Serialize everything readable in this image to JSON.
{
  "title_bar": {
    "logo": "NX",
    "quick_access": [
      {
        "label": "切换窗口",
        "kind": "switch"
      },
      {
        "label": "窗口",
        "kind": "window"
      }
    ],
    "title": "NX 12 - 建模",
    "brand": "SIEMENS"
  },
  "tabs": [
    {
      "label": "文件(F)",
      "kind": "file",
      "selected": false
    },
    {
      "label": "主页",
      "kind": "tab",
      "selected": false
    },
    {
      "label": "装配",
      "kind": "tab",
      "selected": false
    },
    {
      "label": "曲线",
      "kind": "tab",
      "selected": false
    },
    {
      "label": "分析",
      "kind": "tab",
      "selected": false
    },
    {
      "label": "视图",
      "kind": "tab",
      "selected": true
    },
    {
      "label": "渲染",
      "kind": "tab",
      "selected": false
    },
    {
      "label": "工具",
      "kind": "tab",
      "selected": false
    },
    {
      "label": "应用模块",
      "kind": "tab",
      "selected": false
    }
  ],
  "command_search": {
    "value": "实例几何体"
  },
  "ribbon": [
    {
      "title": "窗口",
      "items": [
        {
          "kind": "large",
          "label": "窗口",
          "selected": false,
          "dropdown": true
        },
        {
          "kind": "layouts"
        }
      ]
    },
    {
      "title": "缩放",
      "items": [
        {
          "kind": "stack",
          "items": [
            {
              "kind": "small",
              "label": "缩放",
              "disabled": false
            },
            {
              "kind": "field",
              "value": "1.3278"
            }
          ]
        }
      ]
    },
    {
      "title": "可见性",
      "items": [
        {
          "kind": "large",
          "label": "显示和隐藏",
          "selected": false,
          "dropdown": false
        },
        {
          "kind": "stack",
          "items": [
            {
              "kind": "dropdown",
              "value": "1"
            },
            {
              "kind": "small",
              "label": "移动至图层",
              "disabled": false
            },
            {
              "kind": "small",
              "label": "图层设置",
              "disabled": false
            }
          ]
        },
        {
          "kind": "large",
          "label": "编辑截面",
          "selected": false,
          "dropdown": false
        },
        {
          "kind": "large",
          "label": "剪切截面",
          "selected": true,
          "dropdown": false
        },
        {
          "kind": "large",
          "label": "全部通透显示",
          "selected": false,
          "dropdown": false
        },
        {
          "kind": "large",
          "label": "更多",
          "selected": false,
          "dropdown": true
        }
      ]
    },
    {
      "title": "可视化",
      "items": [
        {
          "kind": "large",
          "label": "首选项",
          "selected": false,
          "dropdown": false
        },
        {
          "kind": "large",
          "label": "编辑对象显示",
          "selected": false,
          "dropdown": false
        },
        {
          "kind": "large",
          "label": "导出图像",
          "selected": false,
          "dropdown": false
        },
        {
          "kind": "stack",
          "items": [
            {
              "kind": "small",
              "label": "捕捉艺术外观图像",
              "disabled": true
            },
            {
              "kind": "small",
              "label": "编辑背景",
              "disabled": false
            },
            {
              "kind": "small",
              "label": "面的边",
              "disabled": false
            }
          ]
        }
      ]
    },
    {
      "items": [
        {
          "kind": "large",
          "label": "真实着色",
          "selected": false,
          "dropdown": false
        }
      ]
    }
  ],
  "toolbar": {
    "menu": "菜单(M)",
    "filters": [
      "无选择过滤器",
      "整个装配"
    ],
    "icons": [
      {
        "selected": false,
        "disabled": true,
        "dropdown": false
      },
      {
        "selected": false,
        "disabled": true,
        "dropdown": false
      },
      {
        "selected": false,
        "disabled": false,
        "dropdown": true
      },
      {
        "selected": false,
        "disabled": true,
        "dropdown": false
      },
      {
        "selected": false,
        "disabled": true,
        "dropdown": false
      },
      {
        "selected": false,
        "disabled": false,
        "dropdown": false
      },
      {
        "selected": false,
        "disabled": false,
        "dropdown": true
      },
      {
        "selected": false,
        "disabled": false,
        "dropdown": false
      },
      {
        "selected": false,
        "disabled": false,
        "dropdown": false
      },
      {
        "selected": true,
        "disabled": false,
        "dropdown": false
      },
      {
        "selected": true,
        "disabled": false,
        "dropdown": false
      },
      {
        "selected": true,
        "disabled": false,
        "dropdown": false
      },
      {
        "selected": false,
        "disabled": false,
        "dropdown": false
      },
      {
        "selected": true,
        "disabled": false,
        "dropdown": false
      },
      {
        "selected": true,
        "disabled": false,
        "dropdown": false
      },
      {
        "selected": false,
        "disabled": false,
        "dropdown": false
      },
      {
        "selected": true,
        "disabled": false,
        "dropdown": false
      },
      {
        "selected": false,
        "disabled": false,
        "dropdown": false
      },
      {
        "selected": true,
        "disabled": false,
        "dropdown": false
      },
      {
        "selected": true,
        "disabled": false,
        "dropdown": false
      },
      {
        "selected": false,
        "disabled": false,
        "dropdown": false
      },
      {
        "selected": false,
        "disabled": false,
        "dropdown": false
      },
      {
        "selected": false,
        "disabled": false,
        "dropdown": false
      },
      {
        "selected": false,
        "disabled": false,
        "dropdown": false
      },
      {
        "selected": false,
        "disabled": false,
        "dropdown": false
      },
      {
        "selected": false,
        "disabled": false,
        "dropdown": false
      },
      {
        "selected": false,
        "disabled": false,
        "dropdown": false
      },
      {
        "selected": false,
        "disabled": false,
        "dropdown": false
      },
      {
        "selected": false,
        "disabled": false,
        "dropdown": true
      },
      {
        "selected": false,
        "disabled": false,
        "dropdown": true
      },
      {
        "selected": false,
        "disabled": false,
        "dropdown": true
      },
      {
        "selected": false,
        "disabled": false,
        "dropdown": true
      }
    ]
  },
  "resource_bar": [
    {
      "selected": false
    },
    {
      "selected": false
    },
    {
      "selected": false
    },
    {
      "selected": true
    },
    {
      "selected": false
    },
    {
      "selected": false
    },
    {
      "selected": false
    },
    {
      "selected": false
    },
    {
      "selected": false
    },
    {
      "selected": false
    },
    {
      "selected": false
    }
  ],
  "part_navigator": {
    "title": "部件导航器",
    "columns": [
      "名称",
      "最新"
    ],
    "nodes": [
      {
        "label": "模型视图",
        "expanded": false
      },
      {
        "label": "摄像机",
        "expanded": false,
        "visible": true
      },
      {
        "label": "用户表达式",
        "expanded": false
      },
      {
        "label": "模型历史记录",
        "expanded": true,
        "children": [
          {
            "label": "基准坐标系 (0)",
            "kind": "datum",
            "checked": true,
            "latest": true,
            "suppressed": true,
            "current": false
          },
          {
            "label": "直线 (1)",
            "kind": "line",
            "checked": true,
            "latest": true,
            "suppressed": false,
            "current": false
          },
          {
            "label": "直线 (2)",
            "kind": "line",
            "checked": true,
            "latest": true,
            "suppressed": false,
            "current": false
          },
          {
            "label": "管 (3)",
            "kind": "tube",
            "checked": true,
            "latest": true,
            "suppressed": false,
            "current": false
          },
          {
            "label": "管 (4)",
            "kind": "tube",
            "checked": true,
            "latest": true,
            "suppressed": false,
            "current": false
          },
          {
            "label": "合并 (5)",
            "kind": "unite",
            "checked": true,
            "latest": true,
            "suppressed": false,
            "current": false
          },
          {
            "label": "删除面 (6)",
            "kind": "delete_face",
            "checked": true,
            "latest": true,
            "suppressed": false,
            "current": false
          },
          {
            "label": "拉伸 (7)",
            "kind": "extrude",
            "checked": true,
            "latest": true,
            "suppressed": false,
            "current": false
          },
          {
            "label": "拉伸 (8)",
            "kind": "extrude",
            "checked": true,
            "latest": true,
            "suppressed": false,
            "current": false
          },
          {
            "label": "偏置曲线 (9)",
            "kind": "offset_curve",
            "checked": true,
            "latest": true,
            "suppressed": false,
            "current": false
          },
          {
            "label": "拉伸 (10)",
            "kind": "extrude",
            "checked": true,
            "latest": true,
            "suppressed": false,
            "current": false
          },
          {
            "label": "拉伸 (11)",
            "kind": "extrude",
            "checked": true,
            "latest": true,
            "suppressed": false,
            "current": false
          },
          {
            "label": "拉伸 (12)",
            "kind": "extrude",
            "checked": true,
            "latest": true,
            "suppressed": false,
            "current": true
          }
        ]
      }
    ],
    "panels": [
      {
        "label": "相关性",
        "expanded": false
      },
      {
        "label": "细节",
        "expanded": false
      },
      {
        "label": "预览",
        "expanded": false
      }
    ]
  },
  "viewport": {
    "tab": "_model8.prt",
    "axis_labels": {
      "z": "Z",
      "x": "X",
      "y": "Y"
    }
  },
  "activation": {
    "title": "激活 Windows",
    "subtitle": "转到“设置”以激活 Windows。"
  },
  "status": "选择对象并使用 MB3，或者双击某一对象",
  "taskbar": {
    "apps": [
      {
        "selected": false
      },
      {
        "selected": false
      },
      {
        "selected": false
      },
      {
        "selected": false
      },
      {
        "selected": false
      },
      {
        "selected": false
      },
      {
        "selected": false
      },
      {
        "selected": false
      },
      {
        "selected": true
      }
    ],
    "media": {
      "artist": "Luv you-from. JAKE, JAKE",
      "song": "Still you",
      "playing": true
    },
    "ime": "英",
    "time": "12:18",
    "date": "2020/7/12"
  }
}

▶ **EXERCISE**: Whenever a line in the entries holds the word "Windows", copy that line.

▶ **RESULT OF THE EXERCISE**:
    "title": "激活 Windows",
    "subtitle": "转到“设置”以激活 Windows。"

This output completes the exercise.